These projects will support treatment through a managed alcohol program, other substance use disorder initiatives, community training, capacity and awareness building and wrap-around supports, such as improving housing access. Through these initiatives, the organizations will provide assistance to women, Indigenous peoples, and people experiencing homelessness.
The Government of Canada is committed to addressing alcohol-related harms more broadly through a public health approach.
“Alcohol use disorder is a health issue that faces considerable stigma. It is challenging for people living with AUD to get compassionate support, especially during COVID-19. By providing Canadians treatment options that meet them where they are at, this health condition can be successfully managed through these evidence-based programs. These organizations are doing important work, which are helping Canadians reach their recovery goals and live healthier lives.”
The Honourable Patty Hajdu
Minister of Health
“Together McMan and Aventa Center for Excellence for Women with Addictions will leverage this partnership to deliver an innovative program that recognizes the unique needs of women in Calgary who are struggling with substance use and addiction.
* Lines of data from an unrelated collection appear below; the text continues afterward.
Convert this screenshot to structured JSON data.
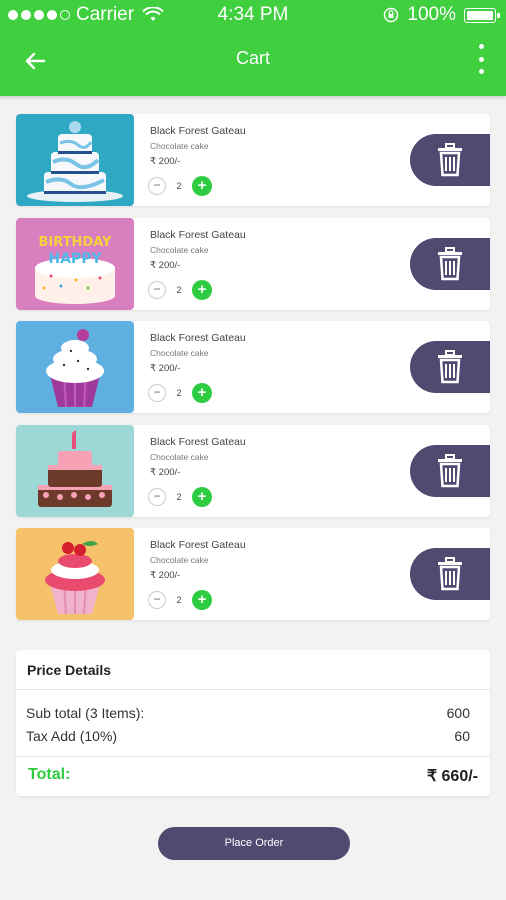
{
  "status_bar": {
    "carrier": "Carrier",
    "time": "4:34 PM",
    "battery": "100%"
  },
  "app_bar": {
    "title": "Cart",
    "back_icon": "back-arrow-icon",
    "menu_icon": "more-vertical-icon"
  },
  "cart": {
    "items": [
      {
        "name": "Black Forest Gateau",
        "desc": "Chocolate cake",
        "price": "₹ 200/-",
        "qty": "2",
        "image": "wedding-cake"
      },
      {
        "name": "Black Forest Gateau",
        "desc": "Chocolate cake",
        "price": "₹ 200/-",
        "qty": "2",
        "image": "birthday-cake"
      },
      {
        "name": "Black Forest Gateau",
        "desc": "Chocolate cake",
        "price": "₹ 200/-",
        "qty": "2",
        "image": "cupcake"
      },
      {
        "name": "Black Forest Gateau",
        "desc": "Chocolate cake",
        "price": "₹ 200/-",
        "qty": "2",
        "image": "first-birthday-cake"
      },
      {
        "name": "Black Forest Gateau",
        "desc": "Chocolate cake",
        "price": "₹ 200/-",
        "qty": "2",
        "image": "cherry-cupcake"
      }
    ],
    "minus_symbol": "−",
    "plus_symbol": "+"
  },
  "price_details": {
    "title": "Price Details",
    "subtotal_label": "Sub total (3 Items):",
    "subtotal_value": "600",
    "tax_label": "Tax Add (10%)",
    "tax_value": "60",
    "total_label": "Total:",
    "total_value": "₹ 660/-"
  },
  "place_order_label": "Place Order",
  "colors": {
    "primary_green": "#3fcf3f",
    "accent_purple": "#4e4a70"
  }
}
The Journeys Program seeks to improve the continuum of care for women with addictions by providing pre-treatment outreach services, support during treatment, post-treatment wraparound supports, and community education. By engaging family and natural supports, the program strives to increase the overall well-being and long term sustainable recovery for women.”
Director of Services, McMan Youth, Family and Community Services Association
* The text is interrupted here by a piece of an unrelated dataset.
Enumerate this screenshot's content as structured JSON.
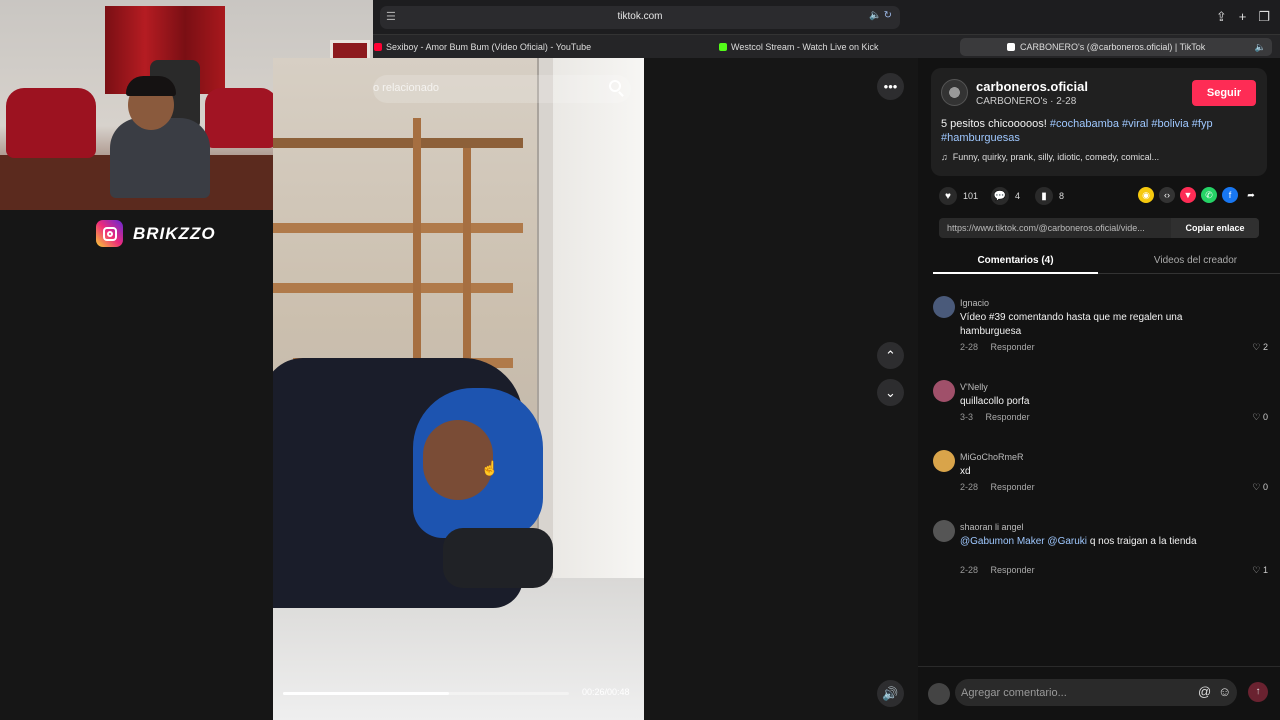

“The development and operation of the first managed alcohol program in Newfoundland and Labrador will fill a service gap in the province for women and gender diverse people whose lives are deeply impacted by alcohol addiction. This program truly reflects the principles of harm reduction, trauma-informed practice, and feminism that are foundational to the work of the St. John’s Women Centre. We look forward to making this a community-wide initiative, especially through the inclusion of lived experience in all aspects of the program.”
Executive Director, St. John’s Women Centre
- Alcohol use is associated with more than 200 diseases and conditions (e.g., alcoholic liver cirrhosis, fetal alcohol spectrum disorder [FASD], cardiovascular disease and cancer) and alcohol-related harms cost Canadian society $16.6 billion in 2017, a higher cost than tobacco, cannabis, opioids or any other substance.
- According to recent data, during the early months of the COVID-19 pandemic between March and September 2020, hospitalizations due to alcohol-related harms rose by 5%. Between October and December 2020, about 30% of Canadians reported that their alcohol consumption had increased since the start of the pandemic.
- To further help people dealing with problematic substance use and tackle the ongoing overdose crisis, the Government recently announced in Budget 2021 an additional $116 million for the Substance Use and Addictions Program (SUAP). The funding would support a range of innovative approaches to harm reduction, treatment, and prevention at the community level.
- This builds on $66 million invested in the 2020 Fall Economic Statement for community-based organizations responding to substance use issues, including helping them provide frontline services in a COVID-19 context. The projects announced today are funded from this commitment.
- In January 2021, the Minister of Health announced federal funding of more than $1.5 million over three years to the British Columbia Centre on Substance Use (BCCSU) to develop the first National Guideline for the Clinical Management of High-Risk Drinking and AUD. The guideline will help Canadian health care providers quickly identify and address harmful drinking, and treat and support patients throughout their lifetime.
- On June 8, 2021, the Canadian Institutes of Health Research launched a catalyst grant funding opportunity in the area of alcohol research to inform health policies and interventions. It will support projects related to alcohol policies, prevention, harm reduction and treatment of problematic alcohol use, and key populations and determinants of health.
- The Government of Canada has also provided $1.5 million to the Canadian Centre on Substance Use and Addiction to update Canada’s Low-Risk Alcohol Drinking Guidelines. The updated guidelines will include recommendations for specific populations, for example youth, middle-aged people, women and older adults. In addition, the guidelines will provide information on health outcomes, such as illness, death and other harms related to alcohol use. The guidelines are anticipated to be updated by spring 2022.